Task details
Exclude the pictures from your copy, and reproduce each entry below verbatim.

=== Section Start ===

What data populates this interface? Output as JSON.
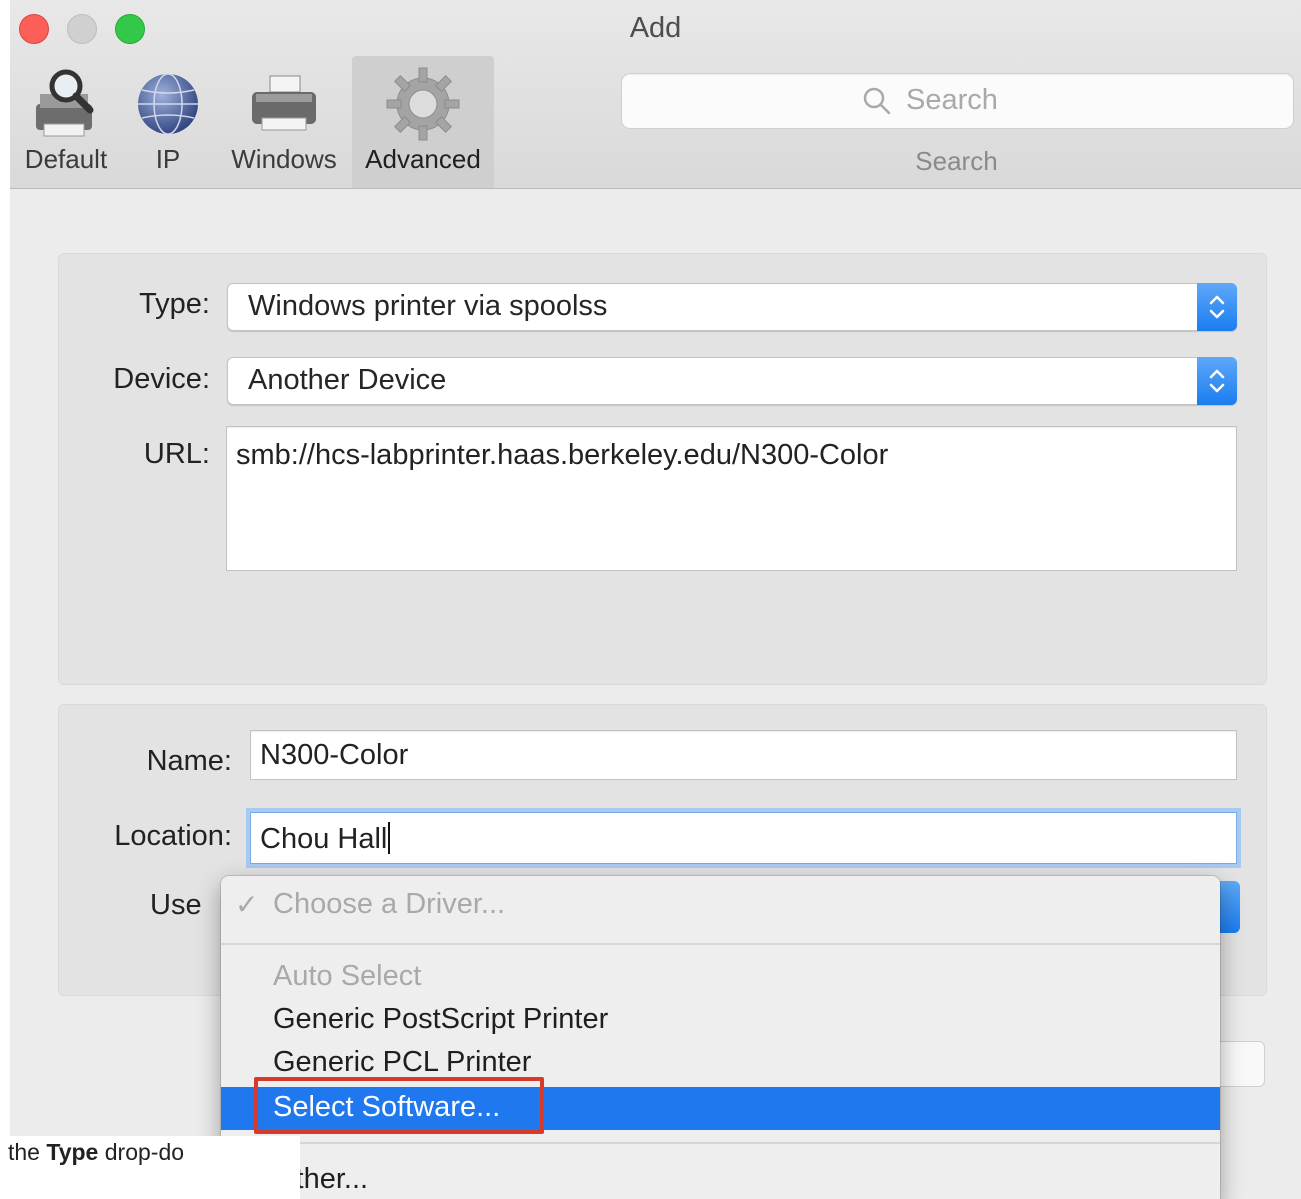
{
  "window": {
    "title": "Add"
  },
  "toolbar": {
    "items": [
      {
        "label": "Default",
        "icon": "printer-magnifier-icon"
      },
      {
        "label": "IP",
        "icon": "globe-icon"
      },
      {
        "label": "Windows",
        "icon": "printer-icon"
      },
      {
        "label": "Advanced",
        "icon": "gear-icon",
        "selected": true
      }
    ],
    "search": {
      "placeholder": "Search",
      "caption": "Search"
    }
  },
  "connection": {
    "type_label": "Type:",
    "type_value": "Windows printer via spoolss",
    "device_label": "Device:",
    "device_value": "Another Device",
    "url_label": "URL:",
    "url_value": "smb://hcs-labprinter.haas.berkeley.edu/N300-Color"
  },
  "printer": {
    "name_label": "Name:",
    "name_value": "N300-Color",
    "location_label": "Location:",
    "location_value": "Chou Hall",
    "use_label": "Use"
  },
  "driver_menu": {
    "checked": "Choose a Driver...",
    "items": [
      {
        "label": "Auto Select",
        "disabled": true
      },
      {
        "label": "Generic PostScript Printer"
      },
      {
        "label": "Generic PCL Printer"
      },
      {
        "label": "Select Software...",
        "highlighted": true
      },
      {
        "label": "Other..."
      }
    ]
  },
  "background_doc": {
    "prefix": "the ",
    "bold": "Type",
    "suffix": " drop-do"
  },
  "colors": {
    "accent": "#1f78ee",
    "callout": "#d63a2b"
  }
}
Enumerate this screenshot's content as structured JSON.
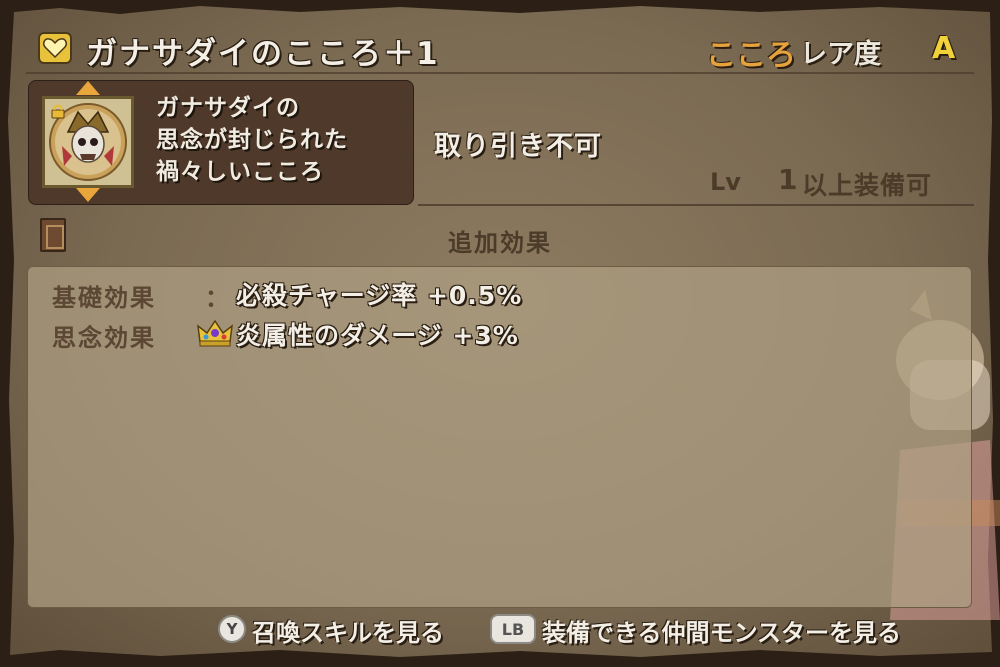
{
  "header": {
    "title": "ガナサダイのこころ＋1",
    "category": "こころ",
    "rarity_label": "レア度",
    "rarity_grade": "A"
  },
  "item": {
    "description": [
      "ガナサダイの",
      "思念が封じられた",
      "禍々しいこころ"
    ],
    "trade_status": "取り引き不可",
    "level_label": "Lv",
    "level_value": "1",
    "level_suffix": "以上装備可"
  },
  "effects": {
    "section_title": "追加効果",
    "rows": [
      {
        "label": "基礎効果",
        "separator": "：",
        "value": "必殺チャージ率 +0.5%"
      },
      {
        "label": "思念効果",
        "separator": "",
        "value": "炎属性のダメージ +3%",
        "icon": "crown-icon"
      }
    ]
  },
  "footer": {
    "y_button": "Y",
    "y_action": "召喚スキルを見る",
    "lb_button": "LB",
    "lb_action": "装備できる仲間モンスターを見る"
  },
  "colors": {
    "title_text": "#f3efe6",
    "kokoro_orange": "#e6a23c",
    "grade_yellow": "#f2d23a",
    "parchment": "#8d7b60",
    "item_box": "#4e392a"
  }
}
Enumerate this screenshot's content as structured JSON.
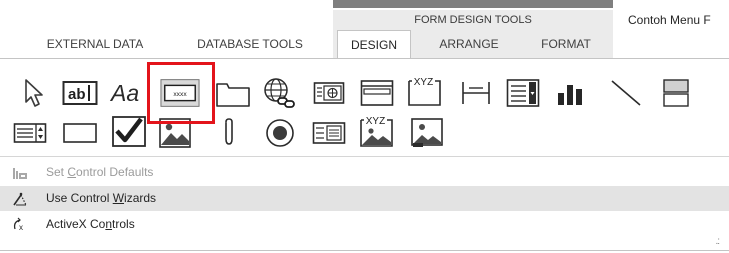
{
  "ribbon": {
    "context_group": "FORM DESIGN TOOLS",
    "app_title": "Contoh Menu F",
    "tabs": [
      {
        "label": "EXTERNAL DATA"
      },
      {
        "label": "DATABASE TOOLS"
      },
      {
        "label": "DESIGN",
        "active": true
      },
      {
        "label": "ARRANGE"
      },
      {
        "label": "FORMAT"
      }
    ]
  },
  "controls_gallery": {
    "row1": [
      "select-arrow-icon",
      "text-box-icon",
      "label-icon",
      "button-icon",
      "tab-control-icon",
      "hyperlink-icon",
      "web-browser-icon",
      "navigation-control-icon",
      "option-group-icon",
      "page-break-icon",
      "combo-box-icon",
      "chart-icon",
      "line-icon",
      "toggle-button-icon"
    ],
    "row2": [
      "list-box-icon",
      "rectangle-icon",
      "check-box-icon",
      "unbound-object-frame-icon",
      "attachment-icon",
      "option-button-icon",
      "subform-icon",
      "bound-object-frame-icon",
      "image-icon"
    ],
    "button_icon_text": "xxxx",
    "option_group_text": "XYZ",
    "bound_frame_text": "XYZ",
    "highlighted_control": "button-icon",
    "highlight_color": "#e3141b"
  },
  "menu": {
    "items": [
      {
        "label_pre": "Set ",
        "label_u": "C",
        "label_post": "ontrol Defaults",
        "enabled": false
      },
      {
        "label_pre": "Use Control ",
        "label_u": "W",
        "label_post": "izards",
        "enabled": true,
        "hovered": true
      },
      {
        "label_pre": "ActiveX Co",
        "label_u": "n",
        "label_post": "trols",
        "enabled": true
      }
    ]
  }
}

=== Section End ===

Solution for this problem
What data populates this interface? Output as JSON.
{
  "window": {
    "title": "Add"
  },
  "toolbar": {
    "items": [
      {
        "label": "Default",
        "icon": "printer-magnifier-icon"
      },
      {
        "label": "IP",
        "icon": "globe-icon"
      },
      {
        "label": "Windows",
        "icon": "printer-icon"
      },
      {
        "label": "Advanced",
        "icon": "gear-icon",
        "selected": true
      }
    ],
    "search": {
      "placeholder": "Search",
      "caption": "Search"
    }
  },
  "connection": {
    "type_label": "Type:",
    "type_value": "Windows printer via spoolss",
    "device_label": "Device:",
    "device_value": "Another Device",
    "url_label": "URL:",
    "url_value": "smb://hcs-labprinter.haas.berkeley.edu/N300-Color"
  },
  "printer": {
    "name_label": "Name:",
    "name_value": "N300-Color",
    "location_label": "Location:",
    "location_value": "Chou Hall",
    "use_label": "Use"
  },
  "driver_menu": {
    "checked": "Choose a Driver...",
    "items": [
      {
        "label": "Auto Select",
        "disabled": true
      },
      {
        "label": "Generic PostScript Printer"
      },
      {
        "label": "Generic PCL Printer"
      },
      {
        "label": "Select Software...",
        "highlighted": true
      },
      {
        "label": "Other..."
      }
    ]
  },
  "background_doc": {
    "prefix": "the ",
    "bold": "Type",
    "suffix": " drop-do"
  },
  "colors": {
    "accent": "#1f78ee",
    "callout": "#d63a2b"
  }
}
Enumerate this screenshot's content as structured JSON.
{
  "header": {
    "title": "ガナサダイのこころ＋1",
    "category": "こころ",
    "rarity_label": "レア度",
    "rarity_grade": "A"
  },
  "item": {
    "description": [
      "ガナサダイの",
      "思念が封じられた",
      "禍々しいこころ"
    ],
    "trade_status": "取り引き不可",
    "level_label": "Lv",
    "level_value": "1",
    "level_suffix": "以上装備可"
  },
  "effects": {
    "section_title": "追加効果",
    "rows": [
      {
        "label": "基礎効果",
        "separator": "：",
        "value": "必殺チャージ率 +0.5%"
      },
      {
        "label": "思念効果",
        "separator": "",
        "value": "炎属性のダメージ +3%",
        "icon": "crown-icon"
      }
    ]
  },
  "footer": {
    "y_button": "Y",
    "y_action": "召喚スキルを見る",
    "lb_button": "LB",
    "lb_action": "装備できる仲間モンスターを見る"
  },
  "colors": {
    "title_text": "#f3efe6",
    "kokoro_orange": "#e6a23c",
    "grade_yellow": "#f2d23a",
    "parchment": "#8d7b60",
    "item_box": "#4e392a"
  }
}
Enumerate this screenshot's content as structured JSON.
{
  "ribbon": {
    "context_group": "FORM DESIGN TOOLS",
    "app_title": "Contoh Menu F",
    "tabs": [
      {
        "label": "EXTERNAL DATA"
      },
      {
        "label": "DATABASE TOOLS"
      },
      {
        "label": "DESIGN",
        "active": true
      },
      {
        "label": "ARRANGE"
      },
      {
        "label": "FORMAT"
      }
    ]
  },
  "controls_gallery": {
    "row1": [
      "select-arrow-icon",
      "text-box-icon",
      "label-icon",
      "button-icon",
      "tab-control-icon",
      "hyperlink-icon",
      "web-browser-icon",
      "navigation-control-icon",
      "option-group-icon",
      "page-break-icon",
      "combo-box-icon",
      "chart-icon",
      "line-icon",
      "toggle-button-icon"
    ],
    "row2": [
      "list-box-icon",
      "rectangle-icon",
      "check-box-icon",
      "unbound-object-frame-icon",
      "attachment-icon",
      "option-button-icon",
      "subform-icon",
      "bound-object-frame-icon",
      "image-icon"
    ],
    "button_icon_text": "xxxx",
    "option_group_text": "XYZ",
    "bound_frame_text": "XYZ",
    "highlighted_control": "button-icon",
    "highlight_color": "#e3141b"
  },
  "menu": {
    "items": [
      {
        "label_pre": "Set ",
        "label_u": "C",
        "label_post": "ontrol Defaults",
        "enabled": false
      },
      {
        "label_pre": "Use Control ",
        "label_u": "W",
        "label_post": "izards",
        "enabled": true,
        "hovered": true
      },
      {
        "label_pre": "ActiveX Co",
        "label_u": "n",
        "label_post": "trols",
        "enabled": true
      }
    ]
  }
}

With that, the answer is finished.